··· Dataset excerpts

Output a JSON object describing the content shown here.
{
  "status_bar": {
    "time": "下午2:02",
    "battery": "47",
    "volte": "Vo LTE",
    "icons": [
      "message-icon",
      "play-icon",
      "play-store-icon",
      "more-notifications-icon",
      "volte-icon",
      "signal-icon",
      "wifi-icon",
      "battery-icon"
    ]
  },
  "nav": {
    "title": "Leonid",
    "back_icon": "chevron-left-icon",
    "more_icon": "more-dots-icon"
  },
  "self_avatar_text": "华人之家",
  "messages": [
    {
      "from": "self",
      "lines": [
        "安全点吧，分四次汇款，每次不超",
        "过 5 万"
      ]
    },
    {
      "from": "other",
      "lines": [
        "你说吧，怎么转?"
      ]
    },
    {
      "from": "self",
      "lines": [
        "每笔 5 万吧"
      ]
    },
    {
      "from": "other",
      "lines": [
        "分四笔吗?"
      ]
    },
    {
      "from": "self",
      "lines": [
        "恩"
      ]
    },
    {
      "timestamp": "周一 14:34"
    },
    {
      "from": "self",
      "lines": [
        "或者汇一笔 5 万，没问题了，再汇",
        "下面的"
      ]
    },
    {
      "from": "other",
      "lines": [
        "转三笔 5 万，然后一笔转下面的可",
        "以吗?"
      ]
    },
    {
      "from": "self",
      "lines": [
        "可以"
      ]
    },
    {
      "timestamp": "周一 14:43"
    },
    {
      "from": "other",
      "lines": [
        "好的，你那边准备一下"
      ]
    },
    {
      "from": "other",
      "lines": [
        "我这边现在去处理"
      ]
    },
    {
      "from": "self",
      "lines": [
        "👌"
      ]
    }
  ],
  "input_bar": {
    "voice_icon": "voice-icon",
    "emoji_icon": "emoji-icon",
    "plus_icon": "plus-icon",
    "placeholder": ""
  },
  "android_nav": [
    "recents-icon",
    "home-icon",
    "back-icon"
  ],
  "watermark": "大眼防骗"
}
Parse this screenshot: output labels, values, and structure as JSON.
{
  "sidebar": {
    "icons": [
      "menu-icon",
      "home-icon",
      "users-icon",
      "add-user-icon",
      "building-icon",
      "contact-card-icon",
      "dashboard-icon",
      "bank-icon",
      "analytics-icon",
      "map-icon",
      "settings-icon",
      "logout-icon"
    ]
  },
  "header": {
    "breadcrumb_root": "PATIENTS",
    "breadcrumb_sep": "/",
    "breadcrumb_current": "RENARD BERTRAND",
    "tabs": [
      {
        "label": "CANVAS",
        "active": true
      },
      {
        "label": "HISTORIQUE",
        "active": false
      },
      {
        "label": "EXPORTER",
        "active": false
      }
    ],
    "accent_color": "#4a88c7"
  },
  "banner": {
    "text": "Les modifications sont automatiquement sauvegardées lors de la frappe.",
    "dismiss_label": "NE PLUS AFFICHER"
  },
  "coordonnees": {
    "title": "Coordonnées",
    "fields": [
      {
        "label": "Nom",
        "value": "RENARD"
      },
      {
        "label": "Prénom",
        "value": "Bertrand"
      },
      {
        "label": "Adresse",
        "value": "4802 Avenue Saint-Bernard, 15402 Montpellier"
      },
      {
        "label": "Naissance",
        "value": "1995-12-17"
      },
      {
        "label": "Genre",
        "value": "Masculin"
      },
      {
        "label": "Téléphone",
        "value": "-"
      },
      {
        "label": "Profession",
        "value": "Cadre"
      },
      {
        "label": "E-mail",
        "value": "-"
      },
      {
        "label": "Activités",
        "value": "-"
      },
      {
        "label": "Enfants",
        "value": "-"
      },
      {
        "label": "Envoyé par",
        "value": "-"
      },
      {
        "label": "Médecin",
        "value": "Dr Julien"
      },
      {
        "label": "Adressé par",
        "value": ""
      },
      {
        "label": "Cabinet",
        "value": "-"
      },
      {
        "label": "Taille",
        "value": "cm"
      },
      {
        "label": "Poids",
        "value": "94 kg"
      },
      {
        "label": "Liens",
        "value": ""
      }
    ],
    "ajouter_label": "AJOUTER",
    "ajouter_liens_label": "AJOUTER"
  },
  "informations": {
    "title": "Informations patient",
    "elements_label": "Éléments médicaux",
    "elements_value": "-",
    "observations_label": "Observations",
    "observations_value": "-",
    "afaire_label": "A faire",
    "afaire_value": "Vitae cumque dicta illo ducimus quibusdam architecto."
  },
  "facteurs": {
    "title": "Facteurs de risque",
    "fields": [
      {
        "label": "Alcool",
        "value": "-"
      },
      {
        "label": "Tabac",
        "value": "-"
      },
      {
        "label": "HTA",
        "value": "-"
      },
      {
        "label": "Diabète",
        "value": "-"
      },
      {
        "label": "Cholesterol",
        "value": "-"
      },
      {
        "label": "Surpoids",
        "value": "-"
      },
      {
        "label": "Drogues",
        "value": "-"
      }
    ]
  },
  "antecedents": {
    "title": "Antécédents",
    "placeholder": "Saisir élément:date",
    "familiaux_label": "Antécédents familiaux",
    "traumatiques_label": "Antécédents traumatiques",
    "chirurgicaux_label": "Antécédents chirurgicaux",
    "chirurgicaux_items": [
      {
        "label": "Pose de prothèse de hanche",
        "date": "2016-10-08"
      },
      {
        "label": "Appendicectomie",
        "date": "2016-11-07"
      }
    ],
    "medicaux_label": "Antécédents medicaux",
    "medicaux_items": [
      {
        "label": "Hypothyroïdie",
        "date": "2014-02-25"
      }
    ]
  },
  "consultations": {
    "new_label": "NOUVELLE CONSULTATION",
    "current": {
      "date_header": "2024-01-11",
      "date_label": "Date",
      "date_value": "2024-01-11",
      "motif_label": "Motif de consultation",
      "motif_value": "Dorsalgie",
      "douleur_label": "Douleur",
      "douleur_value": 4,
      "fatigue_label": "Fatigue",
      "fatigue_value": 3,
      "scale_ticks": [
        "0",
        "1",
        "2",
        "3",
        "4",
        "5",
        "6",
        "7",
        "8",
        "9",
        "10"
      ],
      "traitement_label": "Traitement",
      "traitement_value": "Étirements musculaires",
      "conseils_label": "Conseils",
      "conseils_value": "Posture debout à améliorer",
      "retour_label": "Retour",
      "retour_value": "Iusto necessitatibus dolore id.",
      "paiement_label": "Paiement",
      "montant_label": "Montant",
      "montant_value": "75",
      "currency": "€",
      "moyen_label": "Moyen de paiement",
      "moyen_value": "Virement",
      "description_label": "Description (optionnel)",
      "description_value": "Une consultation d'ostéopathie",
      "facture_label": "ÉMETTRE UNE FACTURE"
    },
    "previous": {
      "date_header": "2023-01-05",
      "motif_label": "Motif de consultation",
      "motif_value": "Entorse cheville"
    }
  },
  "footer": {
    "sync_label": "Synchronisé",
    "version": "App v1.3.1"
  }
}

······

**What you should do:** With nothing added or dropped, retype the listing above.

**Final answer:**
Output a JSON object describing the content shown here.
{
  "status_bar": {
    "time": "下午2:02",
    "battery": "47",
    "volte": "Vo LTE",
    "icons": [
      "message-icon",
      "play-icon",
      "play-store-icon",
      "more-notifications-icon",
      "volte-icon",
      "signal-icon",
      "wifi-icon",
      "battery-icon"
    ]
  },
  "nav": {
    "title": "Leonid",
    "back_icon": "chevron-left-icon",
    "more_icon": "more-dots-icon"
  },
  "self_avatar_text": "华人之家",
  "messages": [
    {
      "from": "self",
      "lines": [
        "安全点吧，分四次汇款，每次不超",
        "过 5 万"
      ]
    },
    {
      "from": "other",
      "lines": [
        "你说吧，怎么转?"
      ]
    },
    {
      "from": "self",
      "lines": [
        "每笔 5 万吧"
      ]
    },
    {
      "from": "other",
      "lines": [
        "分四笔吗?"
      ]
    },
    {
      "from": "self",
      "lines": [
        "恩"
      ]
    },
    {
      "timestamp": "周一 14:34"
    },
    {
      "from": "self",
      "lines": [
        "或者汇一笔 5 万，没问题了，再汇",
        "下面的"
      ]
    },
    {
      "from": "other",
      "lines": [
        "转三笔 5 万，然后一笔转下面的可",
        "以吗?"
      ]
    },
    {
      "from": "self",
      "lines": [
        "可以"
      ]
    },
    {
      "timestamp": "周一 14:43"
    },
    {
      "from": "other",
      "lines": [
        "好的，你那边准备一下"
      ]
    },
    {
      "from": "other",
      "lines": [
        "我这边现在去处理"
      ]
    },
    {
      "from": "self",
      "lines": [
        "👌"
      ]
    }
  ],
  "input_bar": {
    "voice_icon": "voice-icon",
    "emoji_icon": "emoji-icon",
    "plus_icon": "plus-icon",
    "placeholder": ""
  },
  "android_nav": [
    "recents-icon",
    "home-icon",
    "back-icon"
  ],
  "watermark": "大眼防骗"
}
Parse this screenshot: output labels, values, and structure as JSON.
{
  "sidebar": {
    "icons": [
      "menu-icon",
      "home-icon",
      "users-icon",
      "add-user-icon",
      "building-icon",
      "contact-card-icon",
      "dashboard-icon",
      "bank-icon",
      "analytics-icon",
      "map-icon",
      "settings-icon",
      "logout-icon"
    ]
  },
  "header": {
    "breadcrumb_root": "PATIENTS",
    "breadcrumb_sep": "/",
    "breadcrumb_current": "RENARD BERTRAND",
    "tabs": [
      {
        "label": "CANVAS",
        "active": true
      },
      {
        "label": "HISTORIQUE",
        "active": false
      },
      {
        "label": "EXPORTER",
        "active": false
      }
    ],
    "accent_color": "#4a88c7"
  },
  "banner": {
    "text": "Les modifications sont automatiquement sauvegardées lors de la frappe.",
    "dismiss_label": "NE PLUS AFFICHER"
  },
  "coordonnees": {
    "title": "Coordonnées",
    "fields": [
      {
        "label": "Nom",
        "value": "RENARD"
      },
      {
        "label": "Prénom",
        "value": "Bertrand"
      },
      {
        "label": "Adresse",
        "value": "4802 Avenue Saint-Bernard, 15402 Montpellier"
      },
      {
        "label": "Naissance",
        "value": "1995-12-17"
      },
      {
        "label": "Genre",
        "value": "Masculin"
      },
      {
        "label": "Téléphone",
        "value": "-"
      },
      {
        "label": "Profession",
        "value": "Cadre"
      },
      {
        "label": "E-mail",
        "value": "-"
      },
      {
        "label": "Activités",
        "value": "-"
      },
      {
        "label": "Enfants",
        "value": "-"
      },
      {
        "label": "Envoyé par",
        "value": "-"
      },
      {
        "label": "Médecin",
        "value": "Dr Julien"
      },
      {
        "label": "Adressé par",
        "value": ""
      },
      {
        "label": "Cabinet",
        "value": "-"
      },
      {
        "label": "Taille",
        "value": "cm"
      },
      {
        "label": "Poids",
        "value": "94 kg"
      },
      {
        "label": "Liens",
        "value": ""
      }
    ],
    "ajouter_label": "AJOUTER",
    "ajouter_liens_label": "AJOUTER"
  },
  "informations": {
    "title": "Informations patient",
    "elements_label": "Éléments médicaux",
    "elements_value": "-",
    "observations_label": "Observations",
    "observations_value": "-",
    "afaire_label": "A faire",
    "afaire_value": "Vitae cumque dicta illo ducimus quibusdam architecto."
  },
  "facteurs": {
    "title": "Facteurs de risque",
    "fields": [
      {
        "label": "Alcool",
        "value": "-"
      },
      {
        "label": "Tabac",
        "value": "-"
      },
      {
        "label": "HTA",
        "value": "-"
      },
      {
        "label": "Diabète",
        "value": "-"
      },
      {
        "label": "Cholesterol",
        "value": "-"
      },
      {
        "label": "Surpoids",
        "value": "-"
      },
      {
        "label": "Drogues",
        "value": "-"
      }
    ]
  },
  "antecedents": {
    "title": "Antécédents",
    "placeholder": "Saisir élément:date",
    "familiaux_label": "Antécédents familiaux",
    "traumatiques_label": "Antécédents traumatiques",
    "chirurgicaux_label": "Antécédents chirurgicaux",
    "chirurgicaux_items": [
      {
        "label": "Pose de prothèse de hanche",
        "date": "2016-10-08"
      },
      {
        "label": "Appendicectomie",
        "date": "2016-11-07"
      }
    ],
    "medicaux_label": "Antécédents medicaux",
    "medicaux_items": [
      {
        "label": "Hypothyroïdie",
        "date": "2014-02-25"
      }
    ]
  },
  "consultations": {
    "new_label": "NOUVELLE CONSULTATION",
    "current": {
      "date_header": "2024-01-11",
      "date_label": "Date",
      "date_value": "2024-01-11",
      "motif_label": "Motif de consultation",
      "motif_value": "Dorsalgie",
      "douleur_label": "Douleur",
      "douleur_value": 4,
      "fatigue_label": "Fatigue",
      "fatigue_value": 3,
      "scale_ticks": [
        "0",
        "1",
        "2",
        "3",
        "4",
        "5",
        "6",
        "7",
        "8",
        "9",
        "10"
      ],
      "traitement_label": "Traitement",
      "traitement_value": "Étirements musculaires",
      "conseils_label": "Conseils",
      "conseils_value": "Posture debout à améliorer",
      "retour_label": "Retour",
      "retour_value": "Iusto necessitatibus dolore id.",
      "paiement_label": "Paiement",
      "montant_label": "Montant",
      "montant_value": "75",
      "currency": "€",
      "moyen_label": "Moyen de paiement",
      "moyen_value": "Virement",
      "description_label": "Description (optionnel)",
      "description_value": "Une consultation d'ostéopathie",
      "facture_label": "ÉMETTRE UNE FACTURE"
    },
    "previous": {
      "date_header": "2023-01-05",
      "motif_label": "Motif de consultation",
      "motif_value": "Entorse cheville"
    }
  },
  "footer": {
    "sync_label": "Synchronisé",
    "version": "App v1.3.1"
  }
}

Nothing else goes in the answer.